*** Opening of RECORDS SHOWN ***
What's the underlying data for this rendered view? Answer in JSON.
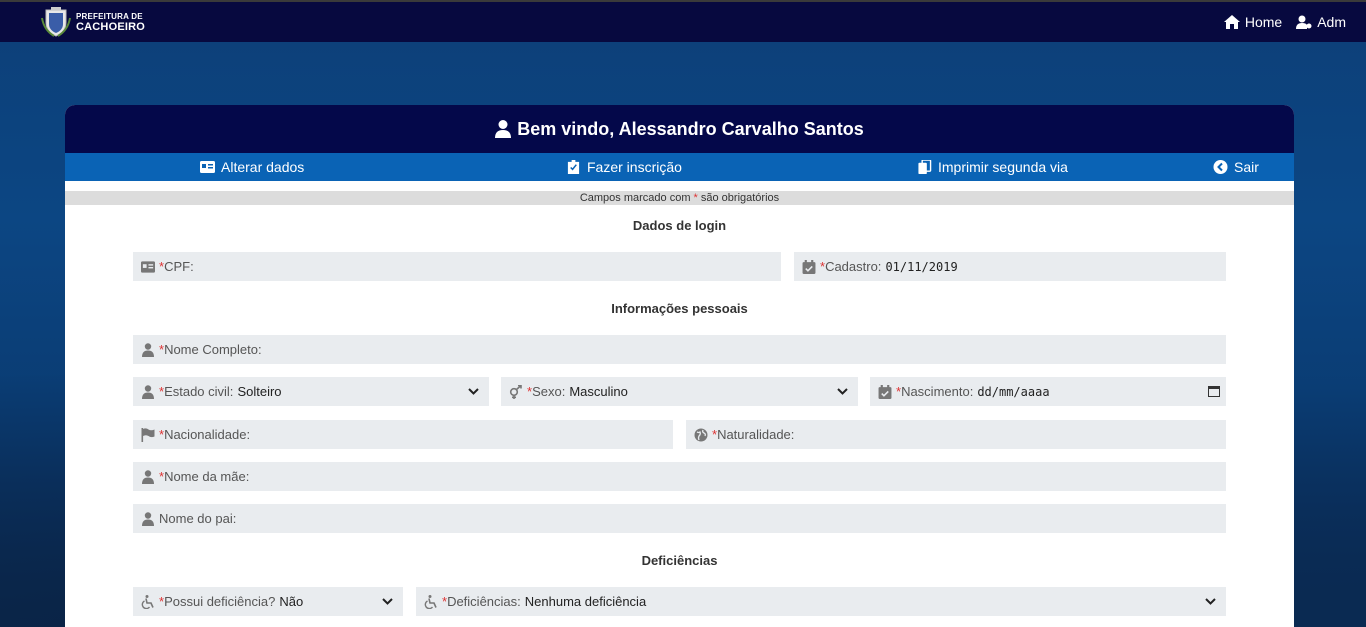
{
  "topbar": {
    "brand_line1": "PREFEITURA DE",
    "brand_line2": "CACHOEIRO",
    "nav": [
      {
        "label": "Home",
        "icon": "home-icon"
      },
      {
        "label": "Adm",
        "icon": "users-cog-icon"
      }
    ]
  },
  "header": {
    "welcome": "Bem vindo, Alessandro Carvalho Santos"
  },
  "actions": [
    {
      "label": "Alterar dados",
      "icon": "id-card-icon"
    },
    {
      "label": "Fazer inscrição",
      "icon": "clipboard-check-icon"
    },
    {
      "label": "Imprimir segunda via",
      "icon": "copy-icon"
    },
    {
      "label": "Sair",
      "icon": "chevron-circle-left-icon"
    }
  ],
  "notice": {
    "before": "Campos marcado com ",
    "star": "*",
    "after": " são obrigatórios"
  },
  "sections": {
    "login": "Dados de login",
    "personal": "Informações pessoais",
    "disabilities": "Deficiências"
  },
  "fields": {
    "cpf": {
      "label": "CPF:",
      "value": ""
    },
    "cadastro": {
      "label": "Cadastro:",
      "value": "01/11/2019"
    },
    "nome_completo": {
      "label": "Nome Completo:",
      "value": ""
    },
    "estado_civil": {
      "label": "Estado civil:",
      "value": "Solteiro"
    },
    "sexo": {
      "label": "Sexo:",
      "value": "Masculino"
    },
    "nascimento": {
      "label": "Nascimento:",
      "value": "dd/mm/aaaa"
    },
    "nacionalidade": {
      "label": "Nacionalidade:",
      "value": ""
    },
    "naturalidade": {
      "label": "Naturalidade:",
      "value": ""
    },
    "nome_mae": {
      "label": "Nome da mãe:",
      "value": ""
    },
    "nome_pai": {
      "label": "Nome do pai:",
      "value": ""
    },
    "possui_deficiencia": {
      "label": "Possui deficiência?",
      "value": "Não"
    },
    "deficiencias": {
      "label": "Deficiências:",
      "value": "Nenhuma deficiência"
    }
  },
  "required_marker": "*",
  "colors": {
    "topbar": "#07093f",
    "card_header": "#04084a",
    "action_bar": "#0a63b5",
    "required": "#dd3333",
    "field_bg": "#e9ecef"
  }
}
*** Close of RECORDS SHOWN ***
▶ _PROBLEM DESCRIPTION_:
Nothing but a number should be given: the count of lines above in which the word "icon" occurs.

▶ _ANSWER FOR THIS EXERCISE_:
6